Items from a dataset
------------------------------------------------------------------------

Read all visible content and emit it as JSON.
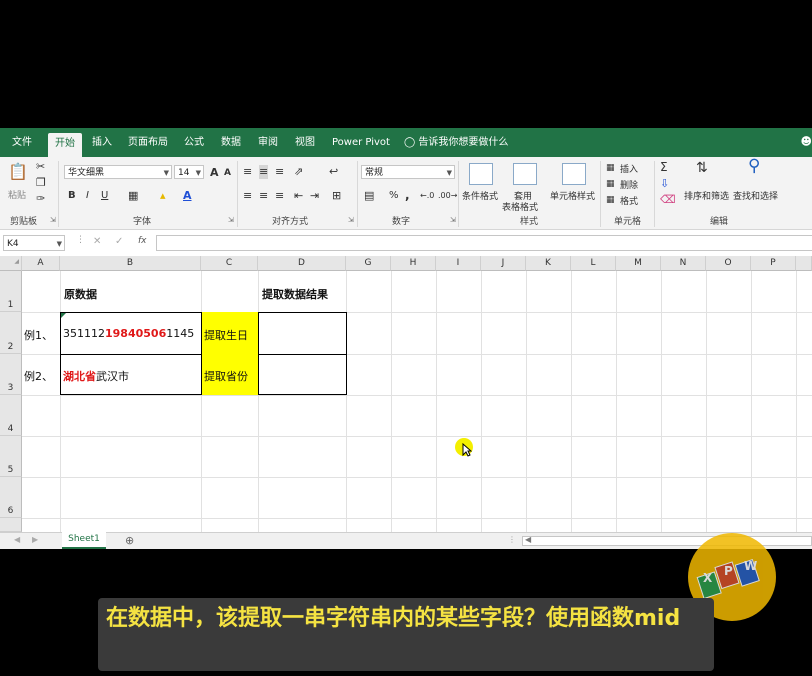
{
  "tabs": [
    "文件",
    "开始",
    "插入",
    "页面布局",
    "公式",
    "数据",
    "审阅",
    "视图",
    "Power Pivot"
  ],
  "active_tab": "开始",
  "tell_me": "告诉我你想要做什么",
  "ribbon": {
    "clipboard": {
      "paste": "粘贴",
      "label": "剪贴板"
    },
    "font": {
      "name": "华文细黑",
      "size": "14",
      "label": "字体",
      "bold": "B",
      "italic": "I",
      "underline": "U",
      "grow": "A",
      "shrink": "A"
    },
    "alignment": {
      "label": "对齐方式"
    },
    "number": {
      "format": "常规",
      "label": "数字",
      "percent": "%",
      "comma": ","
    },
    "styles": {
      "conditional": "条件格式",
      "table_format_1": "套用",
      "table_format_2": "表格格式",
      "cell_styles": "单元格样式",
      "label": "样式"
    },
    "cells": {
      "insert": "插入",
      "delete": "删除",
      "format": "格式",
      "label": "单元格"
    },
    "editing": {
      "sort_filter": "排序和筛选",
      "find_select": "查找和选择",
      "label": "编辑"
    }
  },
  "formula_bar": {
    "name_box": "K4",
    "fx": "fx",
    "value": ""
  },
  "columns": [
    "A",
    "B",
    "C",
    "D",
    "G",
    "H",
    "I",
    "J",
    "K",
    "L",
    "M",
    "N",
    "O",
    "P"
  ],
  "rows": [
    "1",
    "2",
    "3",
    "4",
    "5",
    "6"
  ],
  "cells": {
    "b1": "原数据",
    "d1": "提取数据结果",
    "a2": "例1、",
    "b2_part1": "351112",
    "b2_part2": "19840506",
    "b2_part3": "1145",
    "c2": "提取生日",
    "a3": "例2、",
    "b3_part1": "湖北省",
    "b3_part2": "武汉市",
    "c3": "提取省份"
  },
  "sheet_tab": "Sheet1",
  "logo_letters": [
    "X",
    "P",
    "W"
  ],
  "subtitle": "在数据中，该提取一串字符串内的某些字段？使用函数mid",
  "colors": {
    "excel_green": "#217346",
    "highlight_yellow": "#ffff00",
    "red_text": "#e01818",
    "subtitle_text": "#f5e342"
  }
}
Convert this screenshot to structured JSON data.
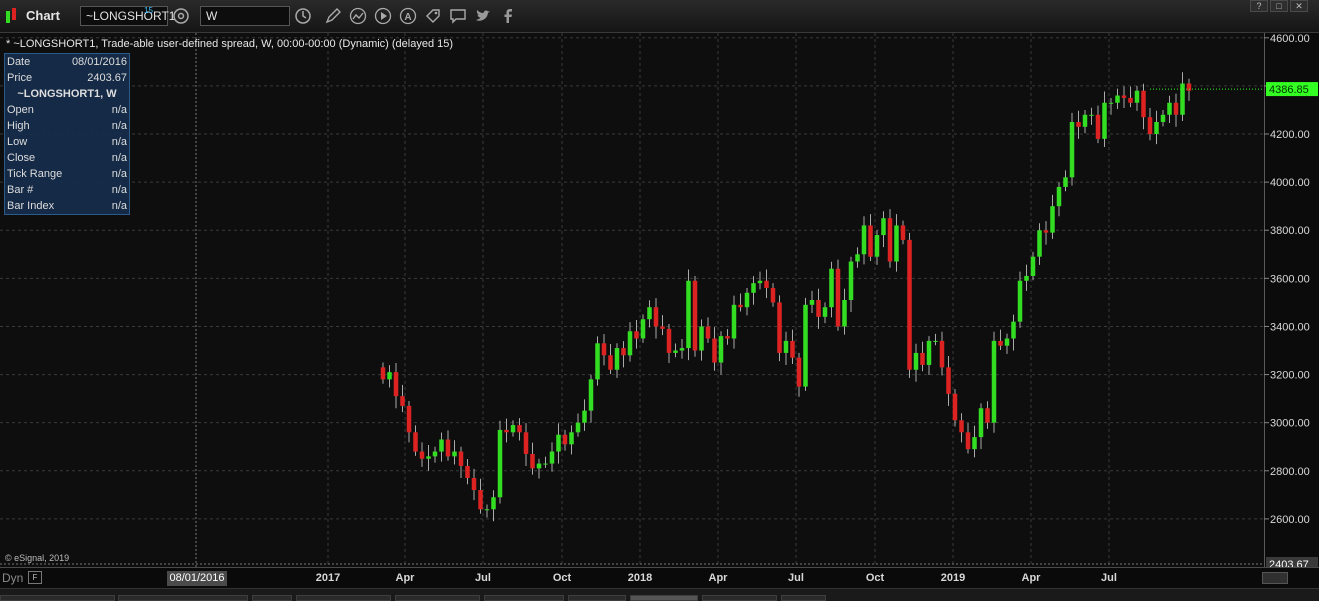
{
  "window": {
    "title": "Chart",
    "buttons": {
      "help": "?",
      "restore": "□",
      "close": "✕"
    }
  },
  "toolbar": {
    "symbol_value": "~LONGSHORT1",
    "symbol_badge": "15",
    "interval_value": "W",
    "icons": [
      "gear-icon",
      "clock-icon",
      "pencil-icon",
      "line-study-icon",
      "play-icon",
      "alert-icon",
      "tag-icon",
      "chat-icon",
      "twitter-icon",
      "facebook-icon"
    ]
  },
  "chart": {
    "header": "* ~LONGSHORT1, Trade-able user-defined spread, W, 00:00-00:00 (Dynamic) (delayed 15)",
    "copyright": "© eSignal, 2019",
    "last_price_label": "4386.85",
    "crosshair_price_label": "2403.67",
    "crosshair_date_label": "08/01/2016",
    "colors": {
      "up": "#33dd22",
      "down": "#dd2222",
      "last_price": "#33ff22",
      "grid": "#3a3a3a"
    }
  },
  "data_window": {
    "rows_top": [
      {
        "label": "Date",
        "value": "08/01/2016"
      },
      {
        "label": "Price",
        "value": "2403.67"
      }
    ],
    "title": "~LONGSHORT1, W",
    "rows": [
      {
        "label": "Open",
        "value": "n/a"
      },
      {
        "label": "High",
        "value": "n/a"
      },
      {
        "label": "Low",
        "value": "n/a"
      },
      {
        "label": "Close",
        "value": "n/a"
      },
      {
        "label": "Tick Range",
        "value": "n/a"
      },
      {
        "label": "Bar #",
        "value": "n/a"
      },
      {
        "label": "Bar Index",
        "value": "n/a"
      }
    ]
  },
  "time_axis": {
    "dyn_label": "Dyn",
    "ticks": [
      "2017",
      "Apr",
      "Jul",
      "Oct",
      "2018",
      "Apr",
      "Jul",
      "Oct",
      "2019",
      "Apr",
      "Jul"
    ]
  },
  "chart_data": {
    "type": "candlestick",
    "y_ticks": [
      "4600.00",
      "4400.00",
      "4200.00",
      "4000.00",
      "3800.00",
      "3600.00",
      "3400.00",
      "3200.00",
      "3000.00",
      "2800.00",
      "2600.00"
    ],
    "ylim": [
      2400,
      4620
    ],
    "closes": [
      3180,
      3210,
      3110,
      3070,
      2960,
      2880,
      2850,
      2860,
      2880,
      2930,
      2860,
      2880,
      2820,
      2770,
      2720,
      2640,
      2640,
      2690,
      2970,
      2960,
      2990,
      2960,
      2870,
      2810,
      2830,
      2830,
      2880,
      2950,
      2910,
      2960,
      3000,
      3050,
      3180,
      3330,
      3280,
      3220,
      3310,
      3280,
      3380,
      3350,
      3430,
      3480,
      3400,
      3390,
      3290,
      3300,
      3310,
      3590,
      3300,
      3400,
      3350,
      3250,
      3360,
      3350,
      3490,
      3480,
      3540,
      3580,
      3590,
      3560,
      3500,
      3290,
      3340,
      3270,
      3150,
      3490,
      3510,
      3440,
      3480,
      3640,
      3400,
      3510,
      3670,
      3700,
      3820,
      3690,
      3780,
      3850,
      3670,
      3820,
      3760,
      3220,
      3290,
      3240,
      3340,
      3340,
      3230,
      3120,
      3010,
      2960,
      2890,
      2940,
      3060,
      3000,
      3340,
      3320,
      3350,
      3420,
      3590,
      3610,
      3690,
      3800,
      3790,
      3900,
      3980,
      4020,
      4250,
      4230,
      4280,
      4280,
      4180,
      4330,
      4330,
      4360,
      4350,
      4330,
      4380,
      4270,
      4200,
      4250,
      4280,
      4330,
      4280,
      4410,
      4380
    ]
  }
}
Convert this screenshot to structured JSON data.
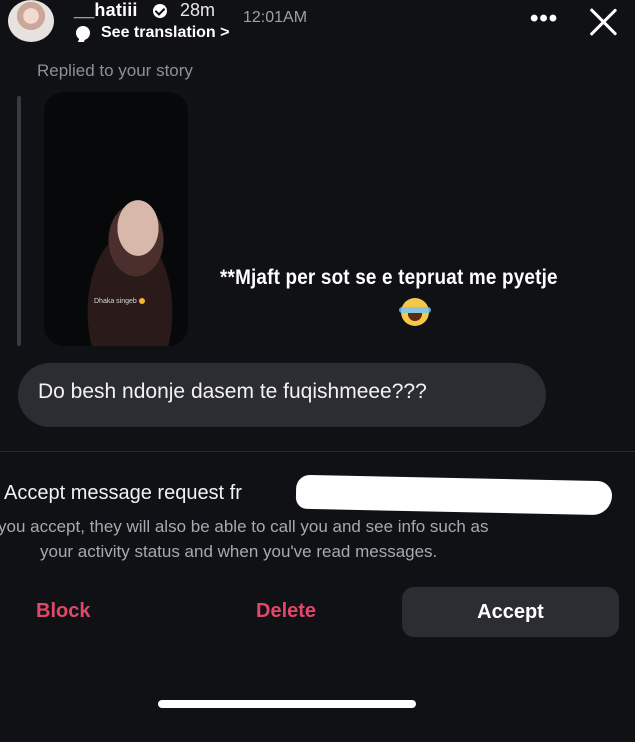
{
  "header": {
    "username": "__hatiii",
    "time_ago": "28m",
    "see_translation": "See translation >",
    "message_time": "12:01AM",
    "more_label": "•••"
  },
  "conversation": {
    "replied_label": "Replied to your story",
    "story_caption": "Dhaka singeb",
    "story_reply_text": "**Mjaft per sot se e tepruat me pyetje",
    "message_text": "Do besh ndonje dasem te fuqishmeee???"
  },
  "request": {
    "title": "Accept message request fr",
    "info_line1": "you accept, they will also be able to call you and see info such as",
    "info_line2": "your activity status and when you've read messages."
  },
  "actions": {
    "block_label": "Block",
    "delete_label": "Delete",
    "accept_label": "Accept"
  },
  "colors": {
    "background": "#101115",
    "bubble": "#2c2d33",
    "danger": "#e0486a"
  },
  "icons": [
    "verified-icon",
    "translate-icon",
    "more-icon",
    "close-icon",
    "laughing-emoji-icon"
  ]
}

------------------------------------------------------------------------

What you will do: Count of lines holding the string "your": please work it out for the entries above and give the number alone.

Response: 2